Even though an increasing share of Americans have health insurance, positive health outcomes and access to health services are actually decreasing, as found in a 2021 study by PRI senior fellow Wayne Winegarden. Why?
The insurance model in the United States is deeply broken for many reasons. But it is also fundamentally ill-conceived. Using an insurance model to pay for predictable health services or pre-existing conditions makes little sense and drives up costs, artificially restricting access. Insurance is designed to protect against “once-in-a-lifetime” disasters, such as a house fire – not for ongoing, predictable expenditures. We don’t use insurance to pay for groceries or education. Thus, wrongly conflating health care insurance with health care service worsens health outcomes for everyone.
So, what is to be done?
Enter: the direct primary care model.
Direct primary care is a relatively new innovative health care model that removes insurance from the health care equation entirely. For a low monthly fee, patients can “subscribe” to the services of a primary care physician.
Surprisingly, the fee is usually only anywhere from $20 – $80, a fraction of the cost of traditional insurance.
Because direct primary care doctors no longer rely on insurance and focus exclusively on providing care, physicians can dramatically drive down their costs. As I have written before, many physician-owned practices can no longer afford to own their practices due to the cost of insurance billing.
A direct primary care patient can schedule as many appointments as needed for standard care; no additional payment required. Need vaccines? Covered. Weird rash? Schedule a telehealth appointment! Want to renew a prescription? They’ve got you. Broken arm? She’ll fix it!

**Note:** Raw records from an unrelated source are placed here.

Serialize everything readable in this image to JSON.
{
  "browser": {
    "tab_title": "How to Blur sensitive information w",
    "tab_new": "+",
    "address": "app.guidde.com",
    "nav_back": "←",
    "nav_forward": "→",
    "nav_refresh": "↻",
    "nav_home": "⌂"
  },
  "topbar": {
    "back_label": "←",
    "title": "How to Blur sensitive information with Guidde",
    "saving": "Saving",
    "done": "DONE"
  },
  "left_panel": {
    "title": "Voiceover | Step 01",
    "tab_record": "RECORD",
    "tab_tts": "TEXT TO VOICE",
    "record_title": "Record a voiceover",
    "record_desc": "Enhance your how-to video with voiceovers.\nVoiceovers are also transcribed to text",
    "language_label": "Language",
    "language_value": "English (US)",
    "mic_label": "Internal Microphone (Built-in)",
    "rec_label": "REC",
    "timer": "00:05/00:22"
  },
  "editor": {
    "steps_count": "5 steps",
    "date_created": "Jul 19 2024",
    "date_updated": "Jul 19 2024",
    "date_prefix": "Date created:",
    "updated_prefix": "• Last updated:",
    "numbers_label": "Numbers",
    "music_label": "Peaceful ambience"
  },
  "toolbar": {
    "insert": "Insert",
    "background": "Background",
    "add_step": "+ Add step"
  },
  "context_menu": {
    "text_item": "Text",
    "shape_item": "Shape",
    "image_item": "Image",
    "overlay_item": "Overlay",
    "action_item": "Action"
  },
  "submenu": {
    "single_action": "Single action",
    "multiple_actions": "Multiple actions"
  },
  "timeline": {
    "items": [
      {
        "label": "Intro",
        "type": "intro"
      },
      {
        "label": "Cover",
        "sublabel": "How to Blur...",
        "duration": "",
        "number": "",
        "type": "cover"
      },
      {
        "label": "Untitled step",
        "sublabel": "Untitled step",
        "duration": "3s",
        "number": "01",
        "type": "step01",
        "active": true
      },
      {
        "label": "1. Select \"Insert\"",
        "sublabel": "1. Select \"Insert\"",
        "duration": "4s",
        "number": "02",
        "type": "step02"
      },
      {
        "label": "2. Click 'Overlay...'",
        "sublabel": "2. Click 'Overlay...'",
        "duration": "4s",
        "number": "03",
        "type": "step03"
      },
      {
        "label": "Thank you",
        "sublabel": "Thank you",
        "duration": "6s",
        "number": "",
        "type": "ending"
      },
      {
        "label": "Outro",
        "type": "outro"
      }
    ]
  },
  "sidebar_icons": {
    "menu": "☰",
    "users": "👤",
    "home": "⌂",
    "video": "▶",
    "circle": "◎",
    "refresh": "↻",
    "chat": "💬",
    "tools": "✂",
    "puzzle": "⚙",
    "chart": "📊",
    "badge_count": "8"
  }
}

Of course, no one should suffer if a health disaster strikes, such as with cancer or a car accident. That is why direct primary care neatly compliments a true disaster health insurance.
The average cost of standard health insurance for the average American is currently $477. But the average cost of disaster health insurance in 2022 is just $173. Thus, pairing disaster insurance ($173) with a direct primary care subscription ($80) would cost around $250 per month, slashing health care costs for the average individual nearly in half. And if more individuals subscribed to true disaster insurance, it would likely further drive down those costs.
The model could also benefit employers. Some direct primary care providers accept contracts with businesses. Through direct primary care, businesses can provide higher quality care to their employees at a lower cost than traditional insurance. Theoretically, employers could then use the savings to grow the business or hire new employees (who would then receive access to care as well!)
Critics of the direct primary care model argue that it could reduce the amount of primary care doctors available to the general population, further exacerbating the current doctor shortage.
However, if the direct primary care model became more prevalent, it seems more likely that it would address doctor burn-out, as doctors would have more power over scheduling and pricing. This could be an especially powerful incentive for doctors who are parents or who need a more flexible schedule.
Perhaps most meaningfully, the model restores the relationship between patient and doctor, as doctors can focus on providing quality care rather than worrying whether an insurance company will pay out.
Despite the benefits that direct primary care offers, only 1,000 health practices have adopted the model nationwide. The growth is hindered by a catch-22: because of a lack of direct primary care providers, there is limited health outcome data. But to get the health data, there needs to be more direct primary care providers.
Montana has recently adopted substantial legislation to encourage the growth of the direct primary care model, so there is hope yet for the growth of the movement. Our broken insurance program burdens families and weakens our nation’s health: direct primary care offers a way out.
McKenzie Richards is a policy associate at the Pacific Research Institute.